The United States is home 59 national parks — from Yellowstone (the first, established in 1872) and to Pinnacles in California (the newest, created in 2013). Writer and photographer Becky Lomax has lived and breathed the parks her whole life. Her dad was a park ranger and as a kid, she and her family would regularly visit Washington stae’s national parks.
As an adult, Lomax lived outside of Glacier National Park in Montana, where she worked as a backpacking and hiking guide. That experience inspired her first guide book.
Lomax’s most recent guidebook, titled Moon USA National Parks: The Completed Guide to All 59 Parks, takes on the whole system.
Lomax admits going from highlighting specific parks to the whole national system was a huge endeavor, but she had help from other authors and guides. “These are people that live like I do … right next to national parks and we go there all the time. We know what works, how to do it, what season and so forth — it’s a lot of insider information.”
She says in general you should plan a year in advance for your trip — especially if it’s a popular national park like Yosemite, the Grand Canyon or Yellowstone. Lodging typically opens up a year in advance and will fill up quickly, but Lomax notes, a lot of parks can easily be made into day trips.
Here are some other helpful tips from Lomax:
- Take shuttles into the parks. – “It just makes it so much easier to get to those trails heads or get to those things you want to see.”
- Go to the park before 9 a.m. or after 4 p.m. to avoid the major crowds. – “Most people in the national parks are out and about between 9 and 4. So if you can make use of that early morning time or that evening time, you can actually have some really cool short trail hiking experiences or sight-seeing experiences, or scenic drives where you’re not battling all these cars or people.”
- Be respectful. – “Every time we go into a park, we are affecting that park.” Take care to limit single-use plastics in the park and take garbage bags to collect your smaller trash to take back out of the park when you leave.
- Use binoculars. – “Wildlife watching should be done through binoculars so you’re giving these animals space, and that’s for your safety and for their safety.”
However big or small of a trip you take, Lomax encourages everyone to makie it to at least one national park in your lifetime. “Most people come away just totally enriched — even if it’s a short national park experience — it comes frought with meaning to them, at having had that special moment out there,” she says.
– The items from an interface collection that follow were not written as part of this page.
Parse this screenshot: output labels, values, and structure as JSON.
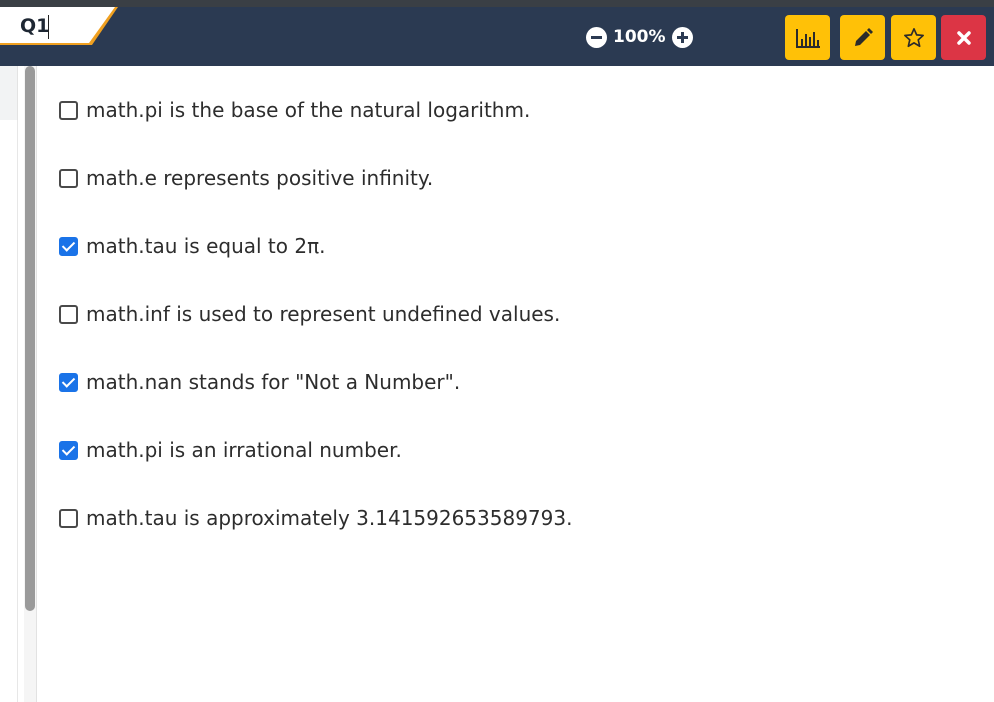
{
  "header": {
    "question_label": "Q1",
    "zoom_level": "100%",
    "accent_color": "#ffc107",
    "close_color": "#dc3545",
    "bar_color": "#2b3a52"
  },
  "toolbar": {
    "stats_icon": "bar-chart-icon",
    "edit_icon": "pencil-icon",
    "favorite_icon": "star-outline-icon",
    "close_icon": "close-icon"
  },
  "options": [
    {
      "text": "math.pi is the base of the natural logarithm.",
      "checked": false
    },
    {
      "text": "math.e represents positive infinity.",
      "checked": false
    },
    {
      "text": "math.tau is equal to 2π.",
      "checked": true
    },
    {
      "text": "math.inf is used to represent undefined values.",
      "checked": false
    },
    {
      "text": "math.nan stands for \"Not a Number\".",
      "checked": true
    },
    {
      "text": "math.pi is an irrational number.",
      "checked": true
    },
    {
      "text": "math.tau is approximately 3.141592653589793.",
      "checked": false
    }
  ]
}
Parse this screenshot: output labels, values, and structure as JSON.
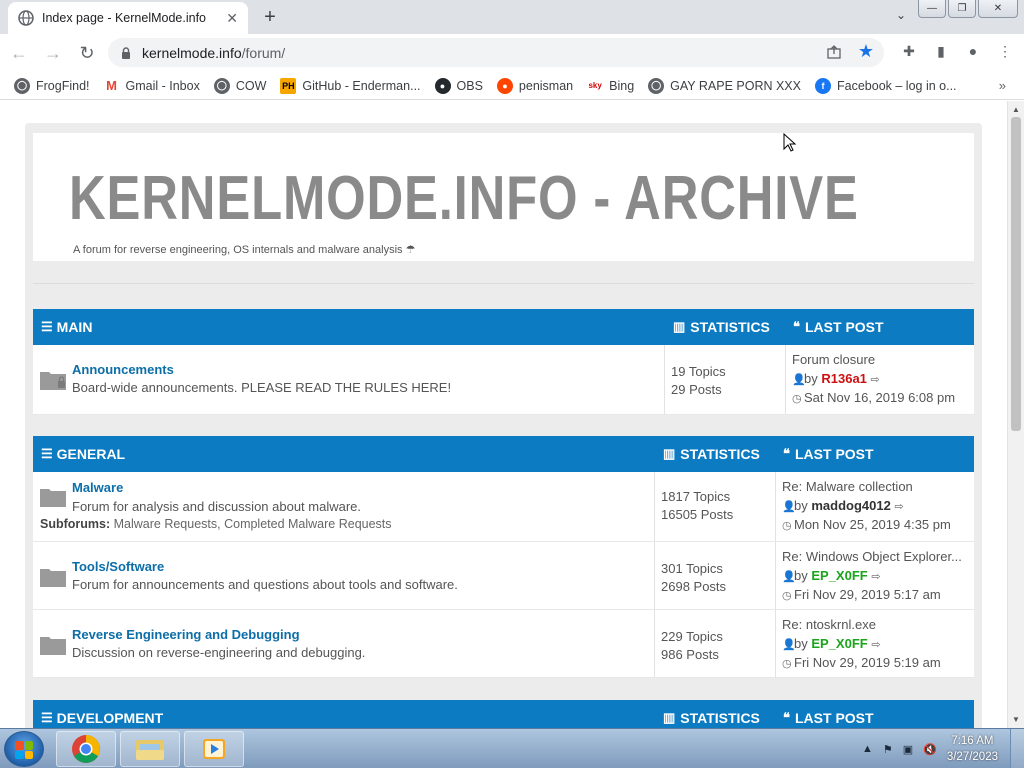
{
  "browser": {
    "tab_title": "Index page - KernelMode.info",
    "url_host": "kernelmode.info",
    "url_path": "/forum/",
    "bookmarks": [
      {
        "label": "FrogFind!",
        "icon": "globe-icon",
        "color": "#5f6368"
      },
      {
        "label": "Gmail - Inbox",
        "icon": "gmail-icon",
        "color": "#ea4335"
      },
      {
        "label": "COW",
        "icon": "globe-icon",
        "color": "#5f6368"
      },
      {
        "label": "GitHub - Enderman...",
        "icon": "ph-icon",
        "color": "#f7a600"
      },
      {
        "label": "OBS",
        "icon": "github-icon",
        "color": "#24292e"
      },
      {
        "label": "penisman",
        "icon": "reddit-icon",
        "color": "#ff4500"
      },
      {
        "label": "Bing",
        "icon": "sky-icon",
        "color": "#d40000"
      },
      {
        "label": "GAY RAPE PORN XXX",
        "icon": "globe-icon",
        "color": "#5f6368"
      },
      {
        "label": "Facebook – log in o...",
        "icon": "facebook-icon",
        "color": "#1877f2"
      }
    ]
  },
  "site": {
    "title": "KERNELMODE.INFO - ARCHIVE",
    "description": "A forum for reverse engineering, OS internals and malware analysis"
  },
  "headers": {
    "statistics": "STATISTICS",
    "last_post": "LAST POST",
    "by": "by"
  },
  "categories": {
    "main": {
      "name": "MAIN",
      "forums": [
        {
          "title": "Announcements",
          "desc": "Board-wide announcements. PLEASE READ THE RULES HERE!",
          "topics": "19 Topics",
          "posts": "29 Posts",
          "last_title": "Forum closure",
          "last_user": "R136a1",
          "last_time": "Sat Nov 16, 2019 6:08 pm"
        }
      ]
    },
    "general": {
      "name": "GENERAL",
      "forums": [
        {
          "title": "Malware",
          "desc": "Forum for analysis and discussion about malware.",
          "subforums_label": "Subforums:",
          "subforums": "Malware Requests, Completed Malware Requests",
          "topics": "1817 Topics",
          "posts": "16505 Posts",
          "last_title": "Re: Malware collection",
          "last_user": "maddog4012",
          "last_time": "Mon Nov 25, 2019 4:35 pm"
        },
        {
          "title": "Tools/Software",
          "desc": "Forum for announcements and questions about tools and software.",
          "topics": "301 Topics",
          "posts": "2698 Posts",
          "last_title": "Re: Windows Object Explorer...",
          "last_user": "EP_X0FF",
          "last_time": "Fri Nov 29, 2019 5:17 am"
        },
        {
          "title": "Reverse Engineering and Debugging",
          "desc": "Discussion on reverse-engineering and debugging.",
          "topics": "229 Topics",
          "posts": "986 Posts",
          "last_title": "Re: ntoskrnl.exe",
          "last_user": "EP_X0FF",
          "last_time": "Fri Nov 29, 2019 5:19 am"
        }
      ]
    },
    "development": {
      "name": "DEVELOPMENT"
    }
  },
  "taskbar": {
    "time": "7:16 AM",
    "date": "3/27/2023"
  },
  "colors": {
    "forum_header": "#0c7bc1",
    "forum_link": "#0c6ea8",
    "user_admin": "#cc1010",
    "user_mod": "#1aa51a"
  }
}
As for the best national parks, Lomax shares some of her favorites:
Theodore Roosevelt National Park (North Dakota)
Roosevelt is a less-traveled park, but has a ton of wildlife watching potential — from wild horses, to buffalo, to prarie dogs. The hiking trails range in difficulty, but the park also has a lot of scenic roads if you need to keep the family in the car or give the kids a break from walking. “You don’t get to see wild horses too often and that’s a pretty cool place to be able to see that,” Lomax adds.
Badlands National Park (South Dakota)
“If you go in summer, it’s got a paleantology lab that is open and they have some kid programs in there. And what kids don’t like dinosaurs? It’s kind of a made for kids experience there. And then some of the hikes in Badlands are just really fun short little boardwalk sections or trails that go out into these crazy, erroded, magical places.”
Lomax says all national parks have a Junior Ranger Program for kids of all ages. Simply stop in a visitor center, get the ranger booklet for that particular park, and complete the prompts to earn badges.
“All of the activities in it are educational ones that the kids get to learn about wildlife and the ecosystems. They fill out the book, do all the projects, take it back to the visitor center, and then a ranger there looks at their work and then swears them in as junior rangers and they get a badge. A lot of kids collect these badges.”
Great Lakes Region National Parks
These parks are all about a six to eight hour drive from Wisconsin.
Cuyahoga Valley National Park (Ohio)
“It’s a historic park along the canal system, so there’s a wonderful 20 mile trail you can actually bike and hike.”
Isle Royale National Park (Michigan)
“A great place to see moose, go hiking, go paddling, and just enjoy the remoteness there.”
Voyageurs National Park (Minnesota)
“This park has four giant lakes and is really good for boating, kayaking and fishing. And they have a ton of boat-in campsites. So instead of taking the RV out, you pile everything in a boat or a house boat and you go to these campsites that are kind of remote.”
Yellowstone National Park (Idaho, Wyoming, Montana)
“You can almost turn any park into a less crowded experience, especially if you can go off-season. One of the experiences that just blows me away every time is going to Yellowstone in winter. You take a snow coach into Old Faithful, you spend the night at the snow lodge, and you may be one of 15 people out there watching Old Faithful guiser erupt!”
Glacier National Park (Montana)
“That’s partially why I live here. It’s just such a rugged, beautiful park and the mountain scenery is so chiseled by glaciers — it just is magnificent. And because it’s got so many miles of hiking trails, once you get past about the three mile mark, people thin out. You can have some incredible backpacking experiences in the park where you’re not around tons and tons of people.”